“I’m sorry!” I reply. “I didn’t mean to. I just ran in when I heard the shots.” My throat swells. Tears fill my eyes and my brother pulls me into a hug.
“It’s ok,” he says. “We got him.”
“Yes, sir. Thank you. I am so sorry. Yes, yes, I know…” Jake is talking on the phone with an officer who is reporting the death of his friend, the one that Rob shot in the thigh. “Who knew that a leg injury could be so… fatal,” my brother continues. “I am so sorry. If there’s anything we can do for you, sir, just let us know. You’re welcome.”
I embrace my brother in a hug before I have to watch his eyes fill with tears.
“My best friend,” he mumbles, “killed an innocent man and a cop who was just trying to protect me! Why did this have to happen, Candice? Why did Rob have to pull that damn trigger?”

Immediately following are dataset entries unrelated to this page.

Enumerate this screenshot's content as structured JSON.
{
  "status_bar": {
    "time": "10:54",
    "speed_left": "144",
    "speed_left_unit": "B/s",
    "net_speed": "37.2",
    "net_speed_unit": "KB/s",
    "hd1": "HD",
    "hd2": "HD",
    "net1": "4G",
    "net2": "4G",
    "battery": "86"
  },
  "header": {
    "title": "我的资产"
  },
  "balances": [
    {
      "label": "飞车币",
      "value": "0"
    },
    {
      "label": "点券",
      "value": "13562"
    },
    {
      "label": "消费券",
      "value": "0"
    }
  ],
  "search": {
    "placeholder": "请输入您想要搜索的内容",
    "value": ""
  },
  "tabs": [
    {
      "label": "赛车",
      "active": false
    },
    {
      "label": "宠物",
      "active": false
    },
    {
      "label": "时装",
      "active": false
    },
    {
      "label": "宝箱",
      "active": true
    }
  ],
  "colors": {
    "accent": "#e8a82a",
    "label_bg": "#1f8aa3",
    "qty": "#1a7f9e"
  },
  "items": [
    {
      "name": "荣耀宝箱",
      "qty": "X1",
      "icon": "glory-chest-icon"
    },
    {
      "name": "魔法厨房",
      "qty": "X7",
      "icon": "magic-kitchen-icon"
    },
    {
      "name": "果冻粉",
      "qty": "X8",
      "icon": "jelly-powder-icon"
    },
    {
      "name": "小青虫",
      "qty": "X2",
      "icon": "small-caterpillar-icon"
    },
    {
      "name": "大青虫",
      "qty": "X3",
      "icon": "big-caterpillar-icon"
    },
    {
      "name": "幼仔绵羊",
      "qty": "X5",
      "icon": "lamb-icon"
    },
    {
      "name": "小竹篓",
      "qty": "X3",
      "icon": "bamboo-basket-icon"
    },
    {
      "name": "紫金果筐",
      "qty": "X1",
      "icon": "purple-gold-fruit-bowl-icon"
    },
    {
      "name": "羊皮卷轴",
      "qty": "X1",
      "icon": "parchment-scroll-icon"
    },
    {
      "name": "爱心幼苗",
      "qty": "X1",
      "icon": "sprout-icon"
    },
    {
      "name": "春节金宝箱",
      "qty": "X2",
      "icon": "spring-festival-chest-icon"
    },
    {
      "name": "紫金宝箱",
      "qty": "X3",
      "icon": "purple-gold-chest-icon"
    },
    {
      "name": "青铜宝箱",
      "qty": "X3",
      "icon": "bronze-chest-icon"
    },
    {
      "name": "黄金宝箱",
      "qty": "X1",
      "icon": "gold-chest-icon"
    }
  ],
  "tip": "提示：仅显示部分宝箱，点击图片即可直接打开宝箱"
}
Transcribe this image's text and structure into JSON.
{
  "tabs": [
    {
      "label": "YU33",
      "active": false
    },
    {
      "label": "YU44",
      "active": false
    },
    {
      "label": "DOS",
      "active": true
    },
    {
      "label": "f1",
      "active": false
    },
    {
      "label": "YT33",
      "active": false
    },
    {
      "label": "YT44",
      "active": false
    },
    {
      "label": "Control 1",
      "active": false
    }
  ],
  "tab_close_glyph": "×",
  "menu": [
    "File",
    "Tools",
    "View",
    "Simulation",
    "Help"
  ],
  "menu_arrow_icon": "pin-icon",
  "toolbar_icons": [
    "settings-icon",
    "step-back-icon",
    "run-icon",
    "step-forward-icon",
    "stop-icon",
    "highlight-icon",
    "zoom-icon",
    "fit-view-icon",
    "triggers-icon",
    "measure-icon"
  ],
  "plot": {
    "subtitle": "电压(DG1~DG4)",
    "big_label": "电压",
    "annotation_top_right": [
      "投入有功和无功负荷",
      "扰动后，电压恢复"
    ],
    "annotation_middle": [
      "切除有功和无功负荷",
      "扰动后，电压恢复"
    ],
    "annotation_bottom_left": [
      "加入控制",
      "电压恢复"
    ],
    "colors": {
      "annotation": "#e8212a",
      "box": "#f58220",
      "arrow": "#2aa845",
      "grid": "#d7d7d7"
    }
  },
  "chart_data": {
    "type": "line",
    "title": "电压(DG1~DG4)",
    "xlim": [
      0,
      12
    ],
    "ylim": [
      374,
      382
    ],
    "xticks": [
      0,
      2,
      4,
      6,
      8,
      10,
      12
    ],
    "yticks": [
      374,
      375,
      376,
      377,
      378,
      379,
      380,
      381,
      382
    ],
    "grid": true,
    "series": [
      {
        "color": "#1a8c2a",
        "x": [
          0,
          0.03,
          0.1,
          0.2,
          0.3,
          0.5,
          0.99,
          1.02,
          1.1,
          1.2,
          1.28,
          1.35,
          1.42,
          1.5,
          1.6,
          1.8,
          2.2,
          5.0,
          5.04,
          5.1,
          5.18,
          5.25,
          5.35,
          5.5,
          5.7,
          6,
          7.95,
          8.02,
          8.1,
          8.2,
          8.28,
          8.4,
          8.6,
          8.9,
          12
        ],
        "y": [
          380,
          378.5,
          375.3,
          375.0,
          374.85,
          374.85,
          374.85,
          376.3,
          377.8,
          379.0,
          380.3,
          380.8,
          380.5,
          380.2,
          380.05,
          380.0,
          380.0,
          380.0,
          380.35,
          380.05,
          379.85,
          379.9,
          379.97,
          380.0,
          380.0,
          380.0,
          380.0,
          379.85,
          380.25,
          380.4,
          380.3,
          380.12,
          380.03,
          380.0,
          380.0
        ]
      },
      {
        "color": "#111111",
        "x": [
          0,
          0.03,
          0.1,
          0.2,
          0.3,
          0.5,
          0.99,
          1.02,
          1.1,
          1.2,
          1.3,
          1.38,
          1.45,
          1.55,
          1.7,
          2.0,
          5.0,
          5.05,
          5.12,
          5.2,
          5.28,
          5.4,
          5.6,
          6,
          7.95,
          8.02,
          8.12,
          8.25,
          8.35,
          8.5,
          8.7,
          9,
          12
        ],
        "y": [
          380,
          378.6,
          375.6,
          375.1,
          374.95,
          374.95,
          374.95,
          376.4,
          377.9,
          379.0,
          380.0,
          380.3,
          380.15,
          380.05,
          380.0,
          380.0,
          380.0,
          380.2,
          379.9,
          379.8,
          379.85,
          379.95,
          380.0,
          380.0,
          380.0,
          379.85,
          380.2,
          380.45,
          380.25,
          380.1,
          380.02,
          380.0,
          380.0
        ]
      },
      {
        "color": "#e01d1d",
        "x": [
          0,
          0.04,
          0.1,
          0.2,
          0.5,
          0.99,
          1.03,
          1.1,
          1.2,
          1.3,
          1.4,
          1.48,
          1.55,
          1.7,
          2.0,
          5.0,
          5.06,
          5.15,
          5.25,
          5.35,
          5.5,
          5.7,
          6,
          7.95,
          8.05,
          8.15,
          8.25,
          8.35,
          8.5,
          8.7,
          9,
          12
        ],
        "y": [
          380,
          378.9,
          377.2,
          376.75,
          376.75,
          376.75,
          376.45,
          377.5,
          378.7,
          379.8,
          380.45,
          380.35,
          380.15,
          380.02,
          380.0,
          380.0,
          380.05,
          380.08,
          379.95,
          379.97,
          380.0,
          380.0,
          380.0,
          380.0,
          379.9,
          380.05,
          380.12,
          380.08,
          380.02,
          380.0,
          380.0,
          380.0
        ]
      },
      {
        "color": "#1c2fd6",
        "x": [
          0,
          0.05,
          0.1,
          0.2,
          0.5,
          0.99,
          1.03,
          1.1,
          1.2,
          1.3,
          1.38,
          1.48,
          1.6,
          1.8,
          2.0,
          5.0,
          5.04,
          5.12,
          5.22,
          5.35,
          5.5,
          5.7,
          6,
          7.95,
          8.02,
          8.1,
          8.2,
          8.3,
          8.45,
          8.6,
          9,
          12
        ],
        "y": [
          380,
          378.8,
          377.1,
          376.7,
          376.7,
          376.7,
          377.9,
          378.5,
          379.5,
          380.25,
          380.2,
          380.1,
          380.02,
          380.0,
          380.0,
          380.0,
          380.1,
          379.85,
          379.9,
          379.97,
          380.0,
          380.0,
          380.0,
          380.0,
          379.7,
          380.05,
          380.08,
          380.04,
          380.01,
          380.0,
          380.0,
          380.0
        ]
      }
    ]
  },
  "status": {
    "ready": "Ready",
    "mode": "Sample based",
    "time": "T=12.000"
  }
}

“I don’t know. I wish I did. I don’t have any answers big bro. I’m so sorry.”
It has been a month since my brother’s breakdown and we are beginning to heal. With the comfort of hot chocolate, I think back on the past year. I hit the town for my eighteenth birthday with Jake and Rob, watched Rob kill a man for no reason other than anger, was blamed for the murder right after Rob drugged me to erase my memory, and then spent nearly five months in prison over this crime I could not remember. I watched Jake betray his best friend for me, nearly puked at the sight of an officer being shot right in front of me, and played an innocent Scout Finch in Rob’s trial. I know Rob felt sorry for all that he did to me. He was a great guy, deep down. All this was a result of him acting out one night, a decision that cost him his life. He certainly did not deserve the death penalty.
“How are you doing?” my brother asks as he comes into my room.
“I’m hangin’ in there,” I reply. “How are you holding up?”
“About the same, I guess.” He sits himself on my bed and begins to cry. “I loved him so much, even though I feel terrible for saying it. He was my best friend. I can’t believe I abandoned him like that. Yes it was worth it, yes you’re safe, but I can’t stop feeling like I could have stopped him from being executed.” My brother is sobbing now, an act I rarely seen him do. I reply to him my biting my lower lip, slightly tilting my head down, and looking him straight in the eyes.
Reaching for his hand I say, “Me, too.”
Those two words make up one of the most powerful phrases that people can say to each other. It gives the other person a sense of camaraderie, like they are not alone and that someone else is bearing through all of their pain with them. This message, being that I love him and feel the same pain he does, is exactly what is communicated to my brother. He tells me this by leaning on my shoulder and crying with me. This continues for the rest of our lives, as neither of us will ever be the same after witnessing what we have. We are closer, stronger, and more patient with the world. All is not perfect, but all is well.